On a side note progress is actually being made onthe guest room!! Walls are painted. The closet and trim still needs to be completed. Less than a week until school starts again so wish me luck!

Let Them Eat Pie

Because avoidance is my go-to coping mechanism when life is getting crazy (which of course just makes it even more insane), I keep thinking about ways to prepare for the start of the school year, or as I’ve taken to calling it, the Oncoming Storm, but I haven’t actually done anything yet. My daughter did convince me to take her to the nearby outlet mall last week for some new school clothes but all the other things, school supplies, much needed socks and underwear, pre-prepped freezer meals, groceries beyond microwavable foods and ice cream…those are all still in the theoretical stage. I did, however, make some pies. Because that’ll be super helpful when we’re getting home from school and practices at seven o’clock when everyone is tired, hungry, and stressed out from being awake, functional, and around people all day. (In our household of six, only one of us is an extrovert.)

Come to think of it, a stock pile of pies on my freezer might be useful after all.

First there was strawberry rhubarb…

pie strawberry ruhbarb

..which got eaten within the week. Then there was summer fruit, blueberry, and a bastardization of the two…

I got the fruit ingredients for a summer fruit pie (peaches, nectarines, plums, strawberries, and cherries) and blueberries early in the week but didn’t get around to making these pies until the fruit was on the brink of going bad. When I’m looking ahead at the week it always looks like it’ll be relaxed and there will be time for some baking and making but something happens, time gets all wibbly-wobbly, and suddenly it’s Thursday and I’ve barely maintained for the week. And before you know it, BAM!, it’s September.

So there I was Wednesday night with fruit that was getting mushy and a week that was running out (my weeks end on Thursday, not Saturday or Sunday like most people’s). The only thing to do was mass produce. This was going to be a three pie night.

I used my favorite pie crust recipe. It’s basic, only flour, salt, shortening, and very cold water, but always turns out good. It helps that it’s a lot less dry than many crust recipes and that lends itself to easier rolling and shaping especially when using the wax paper roll out method. (okay, I just made that name up but it does describe the process pretty well).

After mixing the dough and pressing it into a ball (and separating it into two if you’re doing double crust pie), wrap the ball in wax paper and press it down into a disk that’s roughly an inch thick. No need to be precise though. Stack your disks in the refrigerator for however long the recipe says to (in this case twenty minutes or so…again, we’re not being precise here).  If they’re super stiff afterwards, let the wrapped disks of dough sit at room temperature for a few minutes before rolling them. Gradually roll each disk of dough between two sheets of wax paper until it’s nice and thin and big enough to cover the bottom and sides of the pie pan with some overhang.

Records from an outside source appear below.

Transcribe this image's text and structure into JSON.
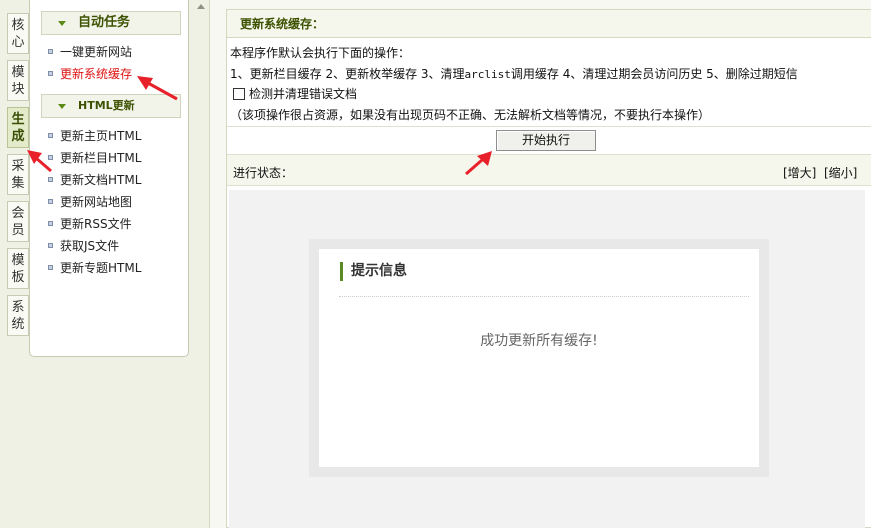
{
  "vtabs": [
    {
      "label": "核心",
      "active": false
    },
    {
      "label": "模块",
      "active": false
    },
    {
      "label": "生成",
      "active": true
    },
    {
      "label": "采集",
      "active": false
    },
    {
      "label": "会员",
      "active": false
    },
    {
      "label": "模板",
      "active": false
    },
    {
      "label": "系统",
      "active": false
    }
  ],
  "menu": {
    "section1_title": "自动任务",
    "section1_items": [
      "一键更新网站",
      "更新系统缓存"
    ],
    "section2_title": "HTML更新",
    "section2_items": [
      "更新主页HTML",
      "更新栏目HTML",
      "更新文档HTML",
      "更新网站地图",
      "更新RSS文件",
      "获取JS文件",
      "更新专题HTML"
    ]
  },
  "main": {
    "title": "更新系统缓存：",
    "intro": "本程序作默认会执行下面的操作：",
    "ops_prefix": "1、更新栏目缓存 2、更新枚举缓存 3、清理",
    "ops_code": "arclist",
    "ops_suffix": "调用缓存 4、清理过期会员访问历史 5、删除过期短信",
    "check_label": "检测并清理错误文档",
    "check_note": "（该项操作很占资源，如果没有出现页码不正确、无法解析文档等情况，不要执行本操作）",
    "run_button": "开始执行",
    "status_label": "进行状态：",
    "zoom_in": "[增大]",
    "zoom_out": "[缩小]"
  },
  "message": {
    "title": "提示信息",
    "text": "成功更新所有缓存!"
  },
  "colors": {
    "accent_green": "#3d5200",
    "highlight_red": "#dd1111",
    "annotation_arrow": "#e8202a"
  }
}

pie empty shells

Once the crusts are all rolled out you just remove one layer of wax paper and flip the crust into the pie pan. This eliminates some of the breaking dough and frustration of trying to keep your crust in tact while putting the pie together. After the shells are filled, roll the top crust out the same way and place it on top. Pinch the excess dough from both bottom and top crusts together in whatever pattern or shape you want, cut a few slits in the top,and you have a pie. Or three.

pies finished two

I used the dough that was trimmed from all the edges to give this pie a sun/star type thing. Yeah, it’s a little messy but by that time it was two int he morning and I was rocking a two-beer buzz while making pies and watching Orphan Black. (I’m pretty sure that right there is  adulting done right!)

pie smiling

pies finished

Ta-da! Three pies…

pies wrapped and waiting

…wrapped and ready to freeze so that when the chaos of back to school is in full swing we’ll be able to enjoy a little taste of summer.